◆ Task brief:
What you produce should be every line from the data that includes "color".

──────── Data listing ────────

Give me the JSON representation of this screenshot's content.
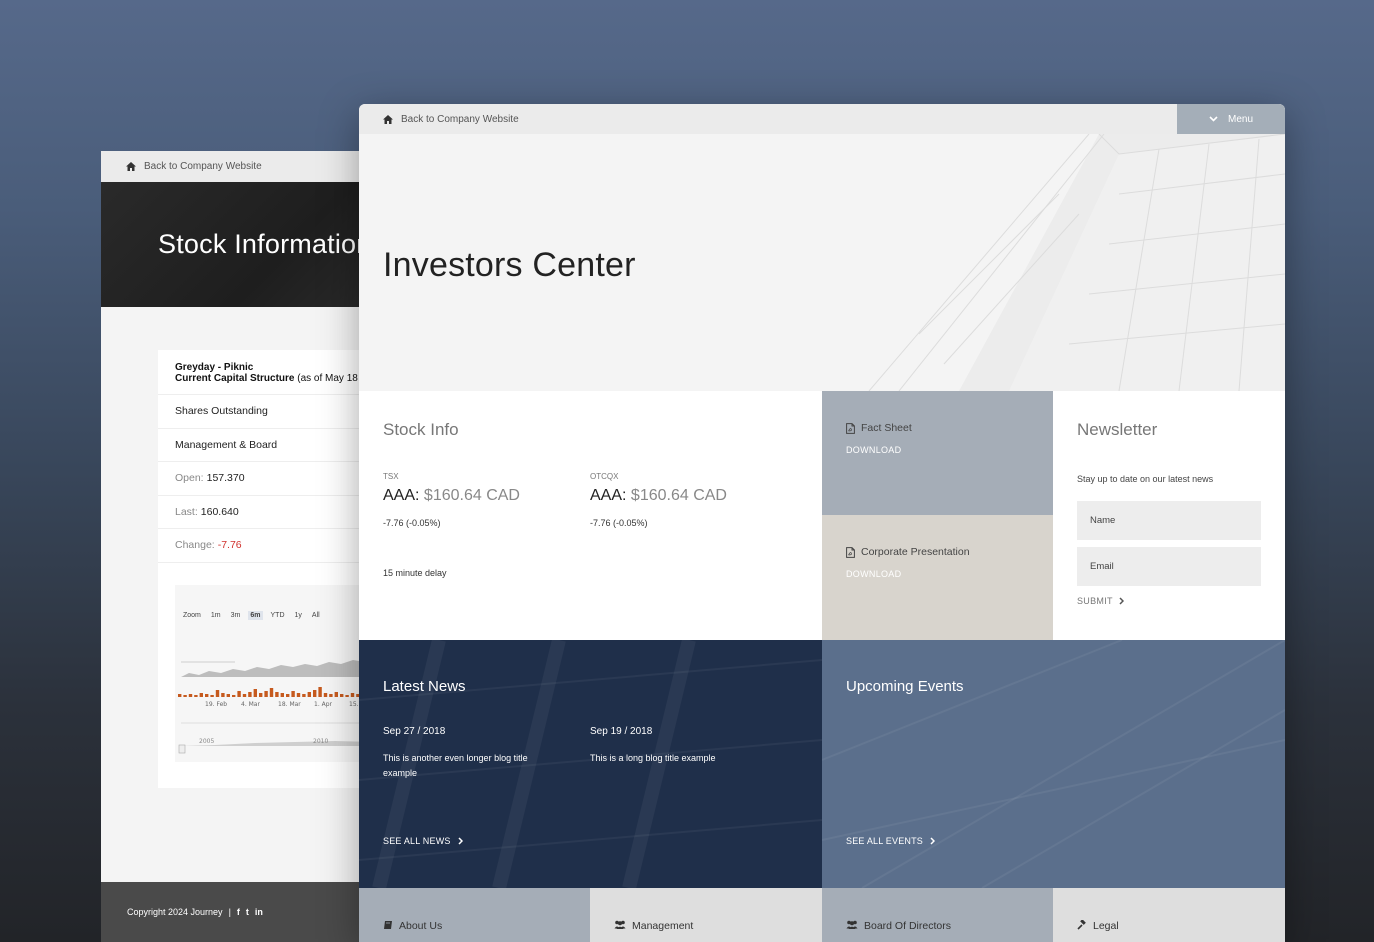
{
  "back_window": {
    "back_link": "Back to Company Website",
    "hero_title": "Stock Information",
    "capital": {
      "company": "Greyday - Piknic",
      "structure_bold": "Current Capital Structure",
      "structure_note": "(as of May 18"
    },
    "rows": {
      "shares": "Shares Outstanding",
      "mgmt": "Management & Board",
      "open_label": "Open:",
      "open_value": "157.370",
      "last_label": "Last:",
      "last_value": "160.640",
      "change_label": "Change:",
      "change_value": "-7.76"
    },
    "chart": {
      "zoom_label": "Zoom",
      "zoom_options": [
        "1m",
        "3m",
        "6m",
        "YTD",
        "1y",
        "All"
      ],
      "zoom_active": "6m",
      "dates": [
        "19. Feb",
        "4. Mar",
        "18. Mar",
        "1. Apr",
        "15."
      ],
      "nav_years": [
        "2005",
        "2010"
      ],
      "accent": "#c65a1e"
    },
    "footer": {
      "copyright": "Copyright 2024 Journey",
      "separator": "|",
      "social": [
        "f",
        "t",
        "in"
      ]
    }
  },
  "front_window": {
    "back_link": "Back to Company Website",
    "menu_label": "Menu",
    "hero_title": "Investors Center",
    "stock": {
      "title": "Stock Info",
      "quotes": [
        {
          "exchange": "TSX",
          "symbol": "AAA:",
          "price": "$160.64 CAD",
          "change": "-7.76 (-0.05%)"
        },
        {
          "exchange": "OTCQX",
          "symbol": "AAA:",
          "price": "$160.64 CAD",
          "change": "-7.76 (-0.05%)"
        }
      ],
      "delay": "15 minute delay"
    },
    "downloads": [
      {
        "title": "Fact Sheet",
        "link": "DOWNLOAD",
        "icon": "file-pdf-icon",
        "color": "#a5adb7"
      },
      {
        "title": "Corporate Presentation",
        "link": "DOWNLOAD",
        "icon": "file-pdf-icon",
        "color": "#d8d4cd"
      }
    ],
    "newsletter": {
      "title": "Newsletter",
      "desc": "Stay up to date on our latest news",
      "name_placeholder": "Name",
      "email_placeholder": "Email",
      "submit": "SUBMIT"
    },
    "latest_news": {
      "title": "Latest News",
      "items": [
        {
          "date": "Sep 27 / 2018",
          "text": "This is another even longer blog title example"
        },
        {
          "date": "Sep 19 / 2018",
          "text": "This is a long blog title example"
        }
      ],
      "see_all": "SEE ALL NEWS",
      "color": "#1f2f4a"
    },
    "upcoming_events": {
      "title": "Upcoming Events",
      "see_all": "SEE ALL EVENTS",
      "color": "#5b6f8c"
    },
    "footer_tiles": [
      {
        "label": "About Us",
        "icon": "book-icon"
      },
      {
        "label": "Management",
        "icon": "users-icon"
      },
      {
        "label": "Board Of Directors",
        "icon": "users-icon"
      },
      {
        "label": "Legal",
        "icon": "gavel-icon"
      }
    ]
  }
}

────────

◆ Answer to the problem:
        "color": "#a5adb7"
        "color": "#d8d4cd"
      "color": "#1f2f4a"
      "color": "#5b6f8c"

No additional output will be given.